  • “Stop allowing schools to clutter the judging pool with no-name entries” 
  • “Continue to have forums to discuss issues”
  • Allow students to have “more opportunity for topic feedback”


In a freeform response section, respondents were asked to say what they thought POI did well and what they thought it could do better. Each response was coded into the approximate areas in the net approval/disapproval chart, and “needs improvement” responses were subtracted from “does well” responses. The four major areas for improvement recognized by students were issues with equity and inclusion, online teaching resources, judge training, and cost of paid resources and events such as camps and TOC. When asked what issues students wanted POI to concentrate on for the coming year, students highlighted similar issues, with the top two goals being training videos and materials and judge training. The majority of students were pleased with POI’s current projects, with greater than 95% of respondents saying that rankings and the TOC were valuable to them.
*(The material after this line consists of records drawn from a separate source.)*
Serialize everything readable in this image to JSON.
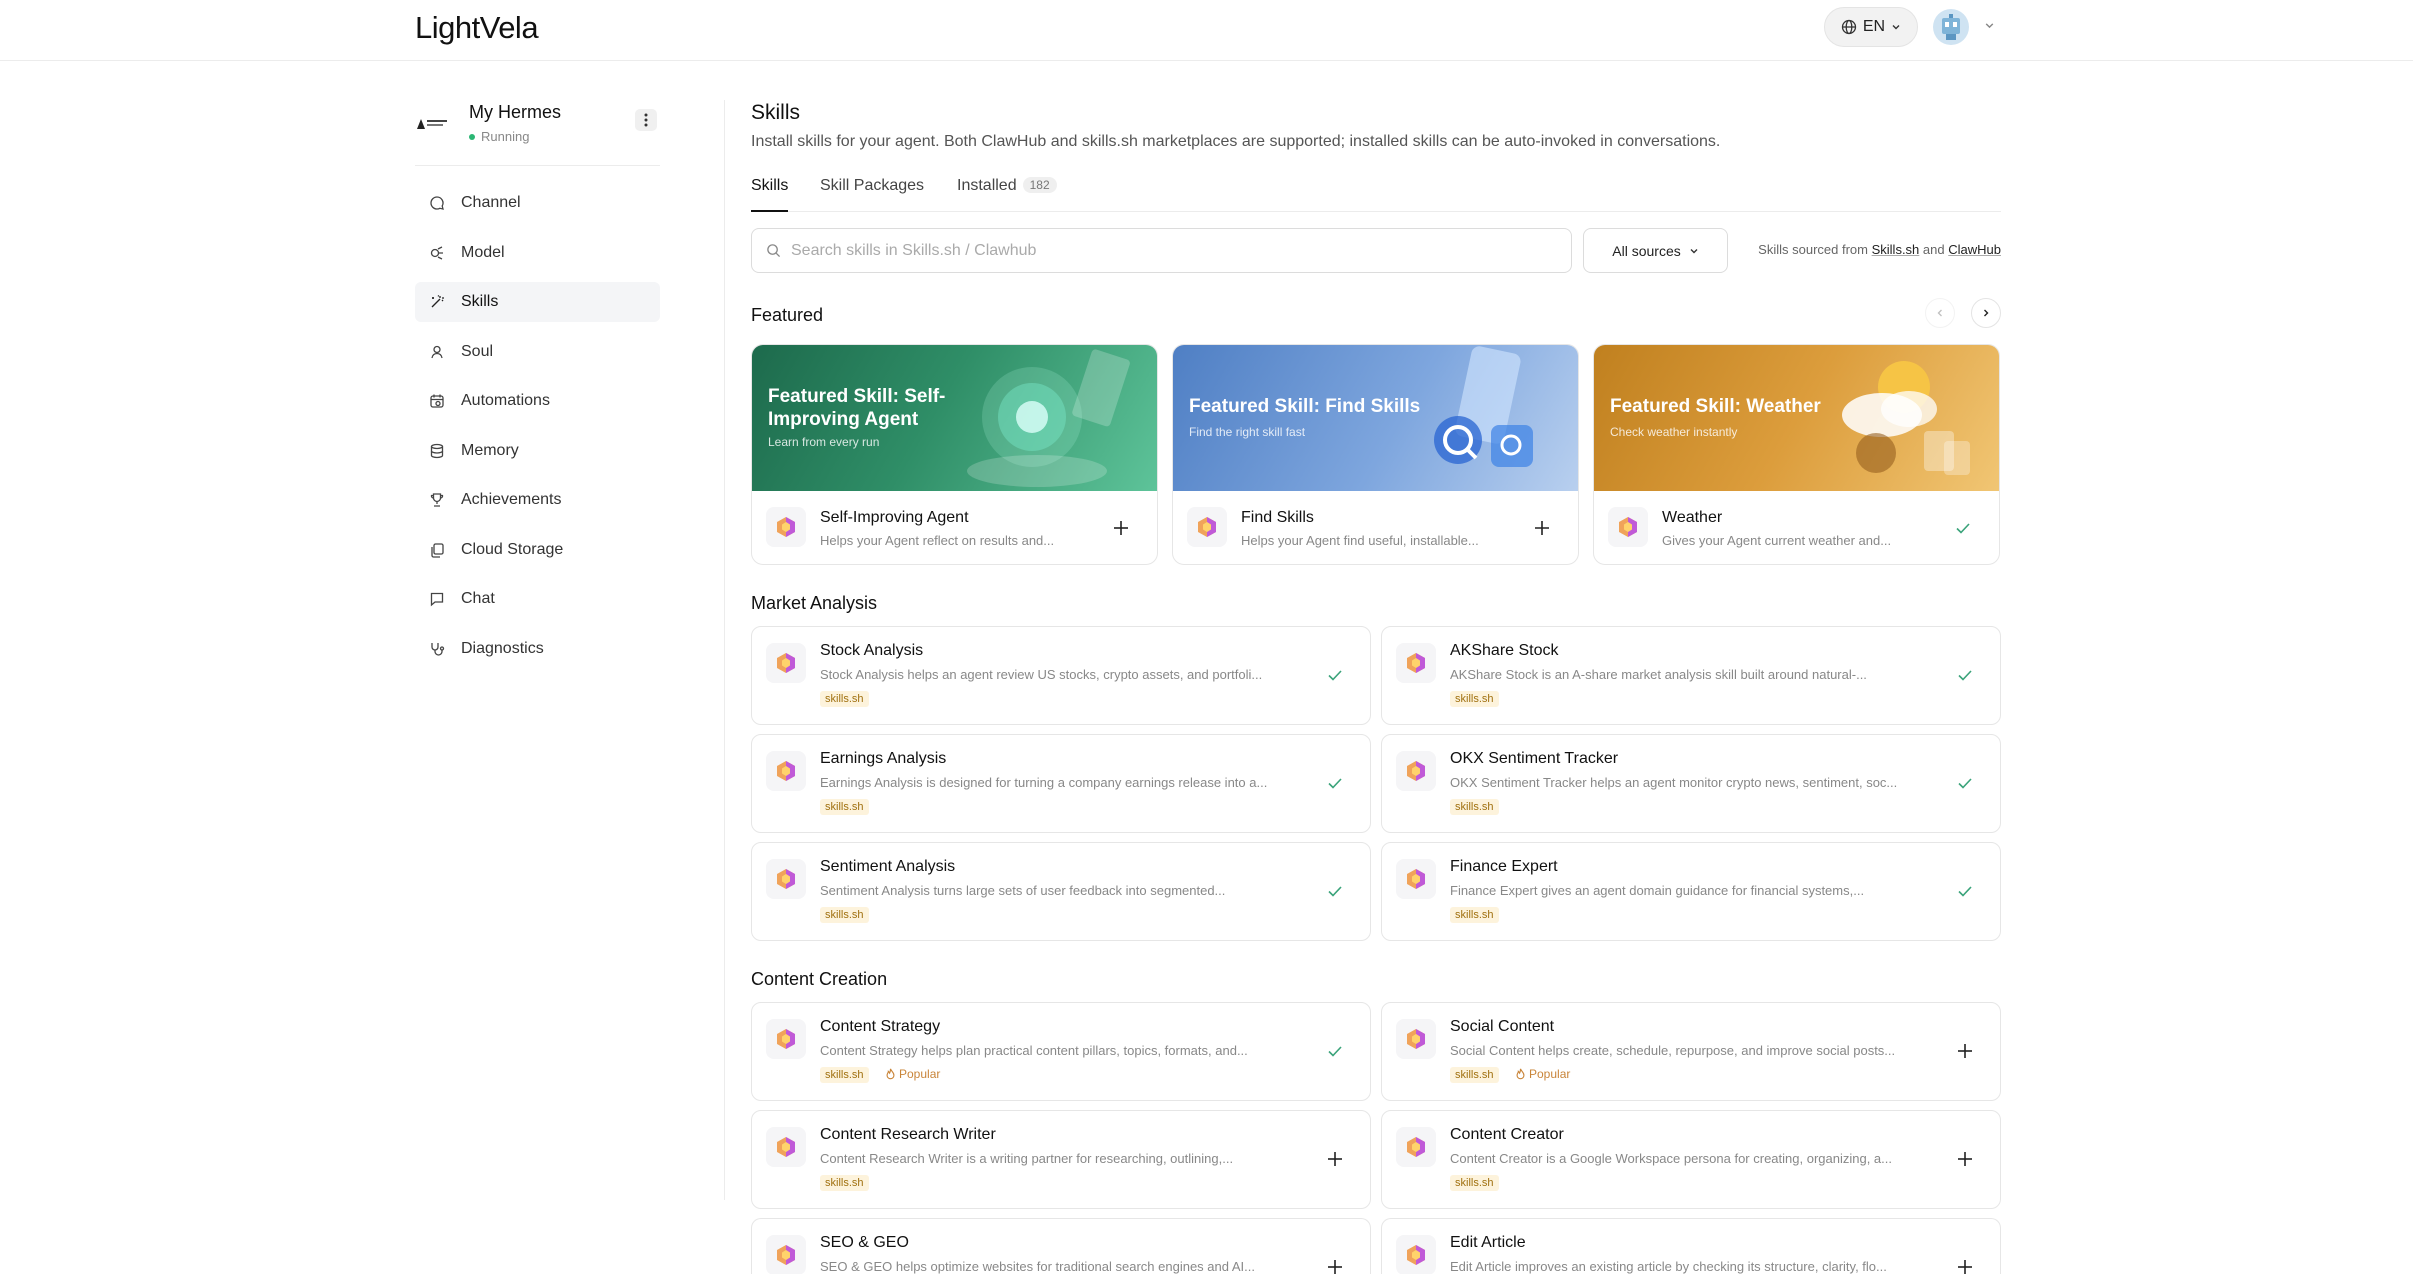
{
  "header": {
    "logo": "LightVela",
    "lang": "EN"
  },
  "sidebar": {
    "agent_name": "My Hermes",
    "agent_status": "Running",
    "items": [
      {
        "label": "Channel",
        "icon": "chat-bubble-icon"
      },
      {
        "label": "Model",
        "icon": "model-icon"
      },
      {
        "label": "Skills",
        "icon": "wand-icon"
      },
      {
        "label": "Soul",
        "icon": "person-icon"
      },
      {
        "label": "Automations",
        "icon": "calendar-clock-icon"
      },
      {
        "label": "Memory",
        "icon": "database-icon"
      },
      {
        "label": "Achievements",
        "icon": "trophy-icon"
      },
      {
        "label": "Cloud Storage",
        "icon": "cloud-files-icon"
      },
      {
        "label": "Chat",
        "icon": "message-square-icon"
      },
      {
        "label": "Diagnostics",
        "icon": "stethoscope-icon"
      }
    ],
    "active_index": 2
  },
  "main": {
    "title": "Skills",
    "description": "Install skills for your agent. Both ClawHub and skills.sh marketplaces are supported; installed skills can be auto-invoked in conversations.",
    "tabs": [
      {
        "label": "Skills"
      },
      {
        "label": "Skill Packages"
      },
      {
        "label": "Installed",
        "badge": "182"
      }
    ],
    "search_placeholder": "Search skills in Skills.sh / Clawhub",
    "sources_label": "All sources",
    "sources_note_prefix": "Skills sourced from",
    "sources_note_a": "Skills.sh",
    "sources_note_and": "and",
    "sources_note_b": "ClawHub"
  },
  "featured": {
    "title": "Featured",
    "cards": [
      {
        "banner_title": "Featured Skill: Self-Improving Agent",
        "banner_sub": "Learn from every run",
        "name": "Self-Improving Agent",
        "desc": "Helps your Agent reflect on results and...",
        "action": "add",
        "color_a": "#1f6b4e",
        "color_b": "#4fb38b"
      },
      {
        "banner_title": "Featured Skill: Find Skills",
        "banner_sub": "Find the right skill fast",
        "name": "Find Skills",
        "desc": "Helps your Agent find useful, installable...",
        "action": "add",
        "color_a": "#5b86c8",
        "color_b": "#a6c2ea"
      },
      {
        "banner_title": "Featured Skill: Weather",
        "banner_sub": "Check weather instantly",
        "name": "Weather",
        "desc": "Gives your Agent current weather and...",
        "action": "installed",
        "color_a": "#c98a2a",
        "color_b": "#f0c069"
      }
    ]
  },
  "market_analysis": {
    "title": "Market Analysis",
    "cards": [
      {
        "name": "Stock Analysis",
        "desc": "Stock Analysis helps an agent review US stocks, crypto assets, and portfoli...",
        "tag": "skills.sh",
        "action": "installed"
      },
      {
        "name": "AKShare Stock",
        "desc": "AKShare Stock is an A-share market analysis skill built around natural-...",
        "tag": "skills.sh",
        "action": "installed"
      },
      {
        "name": "Earnings Analysis",
        "desc": "Earnings Analysis is designed for turning a company earnings release into a...",
        "tag": "skills.sh",
        "action": "installed"
      },
      {
        "name": "OKX Sentiment Tracker",
        "desc": "OKX Sentiment Tracker helps an agent monitor crypto news, sentiment, soc...",
        "tag": "skills.sh",
        "action": "installed"
      },
      {
        "name": "Sentiment Analysis",
        "desc": "Sentiment Analysis turns large sets of user feedback into segmented...",
        "tag": "skills.sh",
        "action": "installed"
      },
      {
        "name": "Finance Expert",
        "desc": "Finance Expert gives an agent domain guidance for financial systems,...",
        "tag": "skills.sh",
        "action": "installed"
      }
    ]
  },
  "content_creation": {
    "title": "Content Creation",
    "cards": [
      {
        "name": "Content Strategy",
        "desc": "Content Strategy helps plan practical content pillars, topics, formats, and...",
        "tag": "skills.sh",
        "popular": "Popular",
        "action": "installed"
      },
      {
        "name": "Social Content",
        "desc": "Social Content helps create, schedule, repurpose, and improve social posts...",
        "tag": "skills.sh",
        "popular": "Popular",
        "action": "add"
      },
      {
        "name": "Content Research Writer",
        "desc": "Content Research Writer is a writing partner for researching, outlining,...",
        "tag": "skills.sh",
        "action": "add"
      },
      {
        "name": "Content Creator",
        "desc": "Content Creator is a Google Workspace persona for creating, organizing, a...",
        "tag": "skills.sh",
        "action": "add"
      },
      {
        "name": "SEO & GEO",
        "desc": "SEO & GEO helps optimize websites for traditional search engines and AI...",
        "action": "add"
      },
      {
        "name": "Edit Article",
        "desc": "Edit Article improves an existing article by checking its structure, clarity, flo...",
        "action": "add"
      }
    ]
  }
}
These two projects were also had the highest net approval ratings (TOC tied with reporting).

Debaters generally agree that POI should promote a parli wiki where discussion can occur, resources can be posted, and case disclosures can be made. They are in favor of increasing judge strikes and having topic areas for at least some rounds. They overwhelmingly disagree with restrictions on prep materials. They are split on questions of disclosure, where just over half think that use of fiat (or not) should be disclosed before round and generic positions should be disclosed before tournaments. Favorability of disclosure of generic positions is up from last year, while favorability of fiat disclosure is slightly down. Students generally approve of having rounds open to spectators.